"We have a big chance against Manchester to show people that what happened in the first and the second leg against Liverpool was a mistake by the referees. It's unbelievable, in the Champions League first leg game we had a penalty the referee didn't see [Dirk Kuyt's foul on Alex Hleb]. In the Premiership against Liverpool we had another penalty against Cesc [Fabregas] and the referee didn't see the foul by Lucas [Leiva]. And then in the second leg they had a penalty and the referee saw it. We have to just forget about it. But if we had won the first leg 2-1 we would have been talking about another scenario."
They may have just one win in seven Premier League games but Wenger and his players still have that slim hope of catching the leaders Manchester United. Six points behind, five games to play, the chase starts tomorrow. Last season, in September 2006, an Arsenal team without Thierry Henry went to Old Trafford and won thanks to an Adebayor goal six minutes from time. "The game is quite similar to last season because then people were saying no matter what happens they will win because Thierry was injured," Adebayor says. "But now we are fighting to come back and to win the title, it is going to be interesting game.
"I think if we win at Old Trafford we can win the title because it will bring our confidence back fully. For us to go and win there will be a huge thing. We are not so far away from that. Every morning in training, no matter what, our football is attacking. We are not going there to sit back. We cannot. Arsenal football is to push the ball forward all the time, everyone knows that. We are going to put them under pressure, we will show what we can do."
By the end of the interview, Adebayor seems to have forgotten about that penalty at Anfield. He is discussing why Arsenal can be so difficult to beat when they take the lead - "Normally, when Arsenal are 1-0 or 2-0 up the game is almost finished because we keep the ball so well" - and why he cut off those dreadlocks. The maintenance was a major inconvenience apparently and don't get him started on how painful it was to have them re-plaited. Through the window the sun has re-emerged over Arsenal's little football paradise in Hertfordshire. Adebayor strolls out to have his picture taken, still talking ten to the dozen, giving lie to the belief that it is all doom and gloom around this club.
Togo tale: The lowdown on the land that produced Adebayor
Life expectancy: 57 years
Religions: Christianity, Islam, Voodoo
Currency: CFA Franc
*ABOUT THE COUNTRY
Togo became independent in 1960 having previously been a German, then French colony, changing hands in World War One. The official language remains French, with local dialects Kabye, Mina, Ewe and Dagomba also spoken.

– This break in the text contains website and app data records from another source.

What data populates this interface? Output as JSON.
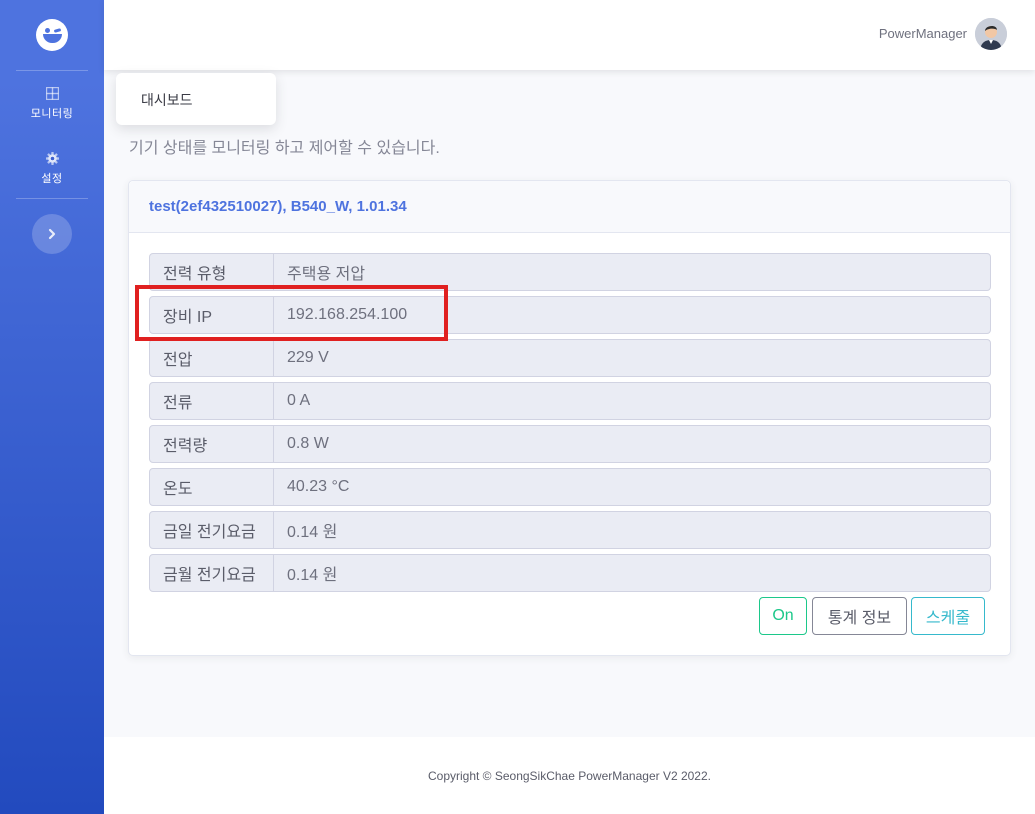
{
  "sidebar": {
    "brand_icon": "laughing-face-logo",
    "items": [
      {
        "label": "모니터링",
        "icon": "grid-icon"
      },
      {
        "label": "설정",
        "icon": "gear-icon"
      }
    ],
    "toggle_icon": "chevron-right-icon"
  },
  "topbar": {
    "user_name": "PowerManager",
    "avatar_icon": "user-avatar"
  },
  "dropdown": {
    "items": [
      "대시보드"
    ]
  },
  "page": {
    "description": "기기 상태를 모니터링 하고 제어할 수 있습니다."
  },
  "device_card": {
    "title": "test(2ef432510027), B540_W, 1.01.34",
    "rows": [
      {
        "key": "전력 유형",
        "value": "주택용 저압"
      },
      {
        "key": "장비 IP",
        "value": "192.168.254.100"
      },
      {
        "key": "전압",
        "value": "229 V"
      },
      {
        "key": "전류",
        "value": "0 A"
      },
      {
        "key": "전력량",
        "value": "0.8 W"
      },
      {
        "key": "온도",
        "value": "40.23 °C"
      },
      {
        "key": "금일 전기요금",
        "value": "0.14 원"
      },
      {
        "key": "금월 전기요금",
        "value": "0.14 원"
      }
    ],
    "buttons": {
      "on": "On",
      "stats": "통계 정보",
      "schedule": "스케줄"
    }
  },
  "footer": {
    "text": "Copyright © SeongSikChae PowerManager V2 2022."
  },
  "colors": {
    "primary": "#4e73df",
    "success": "#1cc88a",
    "info": "#36b9cc",
    "highlight": "#e02020"
  }
}
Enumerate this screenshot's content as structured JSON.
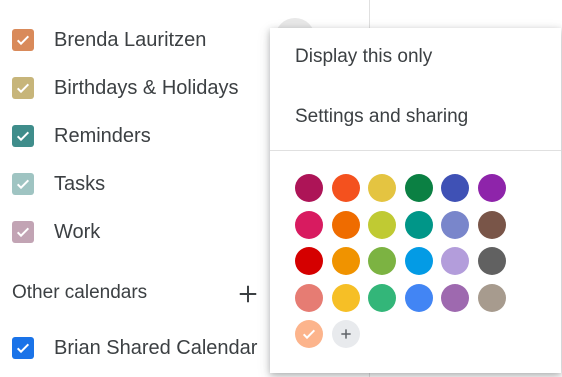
{
  "calendars": [
    {
      "label": "Brenda Lauritzen",
      "color": "#d98a5a",
      "checked": true
    },
    {
      "label": "Birthdays & Holidays",
      "color": "#c7b57a",
      "checked": true
    },
    {
      "label": "Reminders",
      "color": "#3f8d8b",
      "checked": true
    },
    {
      "label": "Tasks",
      "color": "#9fc4c2",
      "checked": true
    },
    {
      "label": "Work",
      "color": "#c2a4b4",
      "checked": true
    }
  ],
  "other_calendars": {
    "title": "Other calendars",
    "add_icon": "plus-icon",
    "items": [
      {
        "label": "Brian Shared Calendar",
        "color": "#1a73e8",
        "checked": true
      }
    ]
  },
  "context_menu": {
    "items": [
      "Display this only",
      "Settings and sharing"
    ],
    "colors": [
      [
        "#ad1457",
        "#f4511e",
        "#e4c441",
        "#0b8043",
        "#3f51b5",
        "#8e24aa"
      ],
      [
        "#d81b60",
        "#ef6c00",
        "#c0ca33",
        "#009688",
        "#7986cb",
        "#795548"
      ],
      [
        "#d50000",
        "#f09300",
        "#7cb342",
        "#039be5",
        "#b39ddb",
        "#616161"
      ],
      [
        "#e67c73",
        "#f6bf26",
        "#33b679",
        "#4285f4",
        "#9e69af",
        "#a79b8e"
      ]
    ],
    "selected_color": "#fcb48c",
    "selected_icon": "check-icon",
    "add_color_icon": "plus-icon"
  }
}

*Football: The Sparrow Hawks have never advanced beyond the first round of the African Nations Cup, but qualified for the 2006 World Cup, where they lost all three matches. Adebayor's sole countryman in England is the Aston Villa forward Moustapha Salifou, who has made three substitute appearances for Martin O'Neill's side.
Record scorer: Adebayor, 16
World Ranking: 87
Biggest win: 5-0 v UAE, 21 November 2007Reuse content